Show every line of the data below that includes the word "icon".

[[ RECORD EXCERPTS open ]]

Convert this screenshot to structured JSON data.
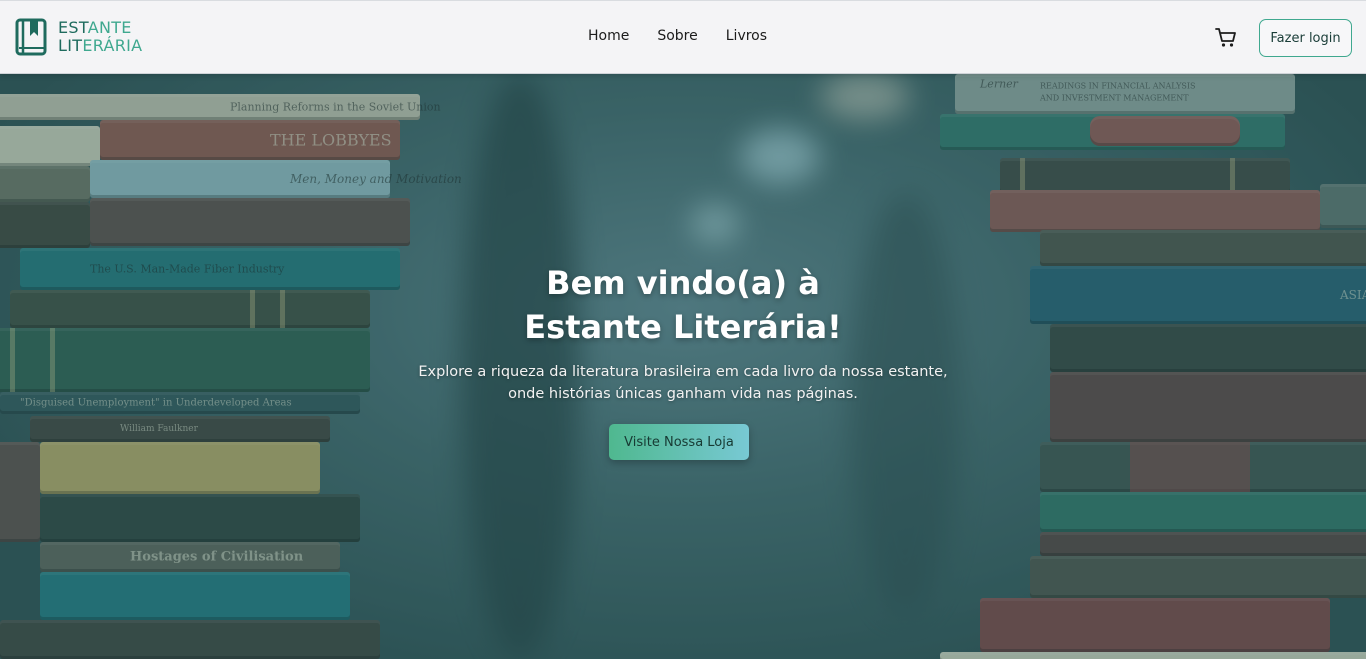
{
  "header": {
    "brand_line1": "ESTANTE",
    "brand_line2": "LITERÁRIA",
    "nav": [
      "Home",
      "Sobre",
      "Livros"
    ],
    "cart_icon": "shopping-cart-icon",
    "login_label": "Fazer login"
  },
  "hero": {
    "title_line1": "Bem vindo(a) à",
    "title_line2": "Estante Literária!",
    "subtitle_line1": "Explore a riqueza da literatura brasileira em cada livro da nossa estante,",
    "subtitle_line2": "onde histórias únicas ganham vida nas páginas.",
    "cta_label": "Visite Nossa Loja",
    "book_titles": [
      "Planning Reforms in the Soviet Union",
      "THE LOBBYES",
      "Men, Money and Motivation",
      "The U.S. Man-Made Fiber Industry",
      "\"Disguised Unemployment\" in Underdeveloped Areas",
      "William Faulkner",
      "Hostages of Civilisation",
      "Lerner",
      "READINGS IN FINANCIAL ANALYSIS",
      "AND INVESTMENT MANAGEMENT",
      "ASIA"
    ]
  },
  "colors": {
    "brand_dark": "#1f6b5e",
    "brand_light": "#3fa88f",
    "cta_start": "#4fb88f",
    "cta_end": "#78c9d4"
  }
}
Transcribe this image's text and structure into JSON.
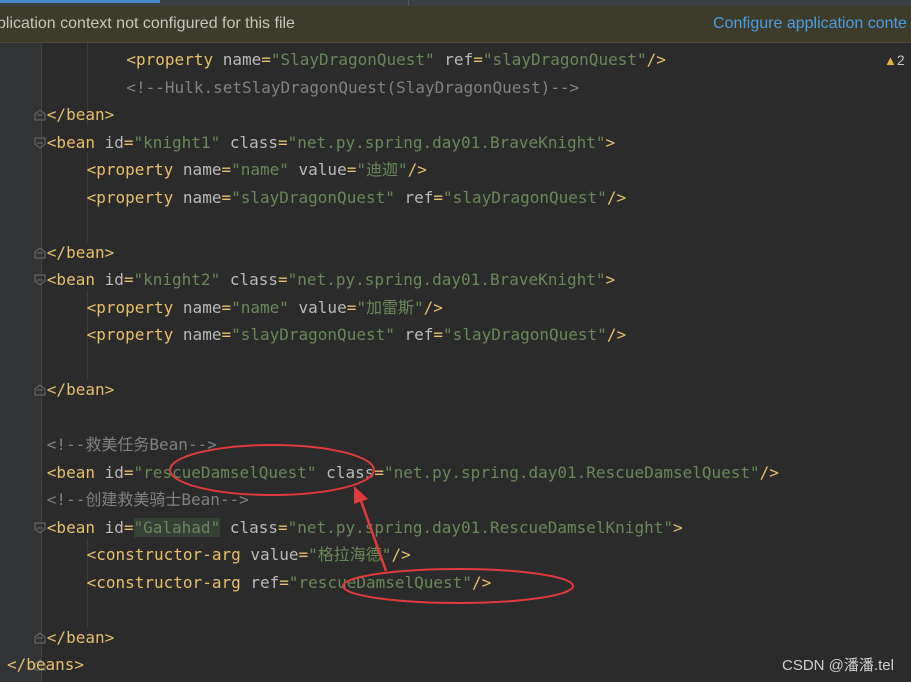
{
  "banner": {
    "message": "plication context not configured for this file",
    "action": "Configure application conte"
  },
  "inspection": {
    "count": "2",
    "icon": "warning-triangle-icon"
  },
  "code_lines": [
    {
      "indent": 6,
      "tokens": [
        [
          "tag",
          "<property "
        ],
        [
          "attr",
          "name"
        ],
        [
          "tag",
          "="
        ],
        [
          "str",
          "\"SlayDragonQuest\""
        ],
        [
          "tag",
          " "
        ],
        [
          "attr",
          "ref"
        ],
        [
          "tag",
          "="
        ],
        [
          "str",
          "\"slayDragonQuest\""
        ],
        [
          "tag",
          "/>"
        ]
      ]
    },
    {
      "indent": 6,
      "tokens": [
        [
          "cmt",
          "<!--Hulk.setSlayDragonQuest(SlayDragonQuest)-->"
        ]
      ]
    },
    {
      "indent": 2,
      "tokens": [
        [
          "tag",
          "</bean>"
        ]
      ]
    },
    {
      "indent": 2,
      "tokens": [
        [
          "tag",
          "<bean "
        ],
        [
          "attr",
          "id"
        ],
        [
          "tag",
          "="
        ],
        [
          "str",
          "\"knight1\""
        ],
        [
          "tag",
          " "
        ],
        [
          "attr",
          "class"
        ],
        [
          "tag",
          "="
        ],
        [
          "str",
          "\"net.py.spring.day01.BraveKnight\""
        ],
        [
          "tag",
          ">"
        ]
      ]
    },
    {
      "indent": 4,
      "tokens": [
        [
          "tag",
          "<property "
        ],
        [
          "attr",
          "name"
        ],
        [
          "tag",
          "="
        ],
        [
          "str",
          "\"name\""
        ],
        [
          "tag",
          " "
        ],
        [
          "attr",
          "value"
        ],
        [
          "tag",
          "="
        ],
        [
          "str",
          "\"迪迦\""
        ],
        [
          "tag",
          "/>"
        ]
      ]
    },
    {
      "indent": 4,
      "tokens": [
        [
          "tag",
          "<property "
        ],
        [
          "attr",
          "name"
        ],
        [
          "tag",
          "="
        ],
        [
          "str",
          "\"slayDragonQuest\""
        ],
        [
          "tag",
          " "
        ],
        [
          "attr",
          "ref"
        ],
        [
          "tag",
          "="
        ],
        [
          "str",
          "\"slayDragonQuest\""
        ],
        [
          "tag",
          "/>"
        ]
      ]
    },
    {
      "indent": 0,
      "tokens": []
    },
    {
      "indent": 2,
      "tokens": [
        [
          "tag",
          "</bean>"
        ]
      ]
    },
    {
      "indent": 2,
      "tokens": [
        [
          "tag",
          "<bean "
        ],
        [
          "attr",
          "id"
        ],
        [
          "tag",
          "="
        ],
        [
          "str",
          "\"knight2\""
        ],
        [
          "tag",
          " "
        ],
        [
          "attr",
          "class"
        ],
        [
          "tag",
          "="
        ],
        [
          "str",
          "\"net.py.spring.day01.BraveKnight\""
        ],
        [
          "tag",
          ">"
        ]
      ]
    },
    {
      "indent": 4,
      "tokens": [
        [
          "tag",
          "<property "
        ],
        [
          "attr",
          "name"
        ],
        [
          "tag",
          "="
        ],
        [
          "str",
          "\"name\""
        ],
        [
          "tag",
          " "
        ],
        [
          "attr",
          "value"
        ],
        [
          "tag",
          "="
        ],
        [
          "str",
          "\"加雷斯\""
        ],
        [
          "tag",
          "/>"
        ]
      ]
    },
    {
      "indent": 4,
      "tokens": [
        [
          "tag",
          "<property "
        ],
        [
          "attr",
          "name"
        ],
        [
          "tag",
          "="
        ],
        [
          "str",
          "\"slayDragonQuest\""
        ],
        [
          "tag",
          " "
        ],
        [
          "attr",
          "ref"
        ],
        [
          "tag",
          "="
        ],
        [
          "str",
          "\"slayDragonQuest\""
        ],
        [
          "tag",
          "/>"
        ]
      ]
    },
    {
      "indent": 0,
      "tokens": []
    },
    {
      "indent": 2,
      "tokens": [
        [
          "tag",
          "</bean>"
        ]
      ]
    },
    {
      "indent": 0,
      "tokens": []
    },
    {
      "indent": 2,
      "tokens": [
        [
          "cmt",
          "<!--救美任务Bean-->"
        ]
      ]
    },
    {
      "indent": 2,
      "tokens": [
        [
          "tag",
          "<bean "
        ],
        [
          "attr",
          "id"
        ],
        [
          "tag",
          "="
        ],
        [
          "str",
          "\"rescueDamselQuest\""
        ],
        [
          "tag",
          " "
        ],
        [
          "attr",
          "class"
        ],
        [
          "tag",
          "="
        ],
        [
          "str",
          "\"net.py.spring.day01.RescueDamselQuest\""
        ],
        [
          "tag",
          "/>"
        ]
      ]
    },
    {
      "indent": 2,
      "tokens": [
        [
          "cmt",
          "<!--创建救美骑士Bean-->"
        ]
      ]
    },
    {
      "indent": 2,
      "tokens": [
        [
          "tag",
          "<bean "
        ],
        [
          "attr",
          "id"
        ],
        [
          "tag",
          "="
        ],
        [
          "strhl",
          "\"Galahad\""
        ],
        [
          "tag",
          " "
        ],
        [
          "attr",
          "class"
        ],
        [
          "tag",
          "="
        ],
        [
          "str",
          "\"net.py.spring.day01.RescueDamselKnight\""
        ],
        [
          "tag",
          ">"
        ]
      ]
    },
    {
      "indent": 4,
      "tokens": [
        [
          "tag",
          "<constructor-arg "
        ],
        [
          "attr",
          "value"
        ],
        [
          "tag",
          "="
        ],
        [
          "str",
          "\"格拉海德\""
        ],
        [
          "tag",
          "/>"
        ]
      ]
    },
    {
      "indent": 4,
      "tokens": [
        [
          "tag",
          "<constructor-arg "
        ],
        [
          "attr",
          "ref"
        ],
        [
          "tag",
          "="
        ],
        [
          "str",
          "\"rescueDamselQuest\""
        ],
        [
          "tag",
          "/>"
        ]
      ]
    },
    {
      "indent": 0,
      "tokens": []
    },
    {
      "indent": 2,
      "tokens": [
        [
          "tag",
          "</bean>"
        ]
      ]
    },
    {
      "indent": 0,
      "tokens": [
        [
          "tag",
          "</beans>"
        ]
      ]
    }
  ],
  "watermark": "CSDN @潘潘.tel",
  "colors": {
    "background": "#2b2b2b",
    "gutter": "#313335",
    "tag": "#e8bf6a",
    "attribute": "#bababa",
    "string": "#6a8759",
    "comment": "#808080",
    "annotation": "#e03a3a",
    "link": "#4a9ee7"
  }
}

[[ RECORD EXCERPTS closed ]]

RESULT FOR THIS EXERCISE:
    "cart_icon": "shopping-cart-icon",
    "icon": "warning-triangle-icon"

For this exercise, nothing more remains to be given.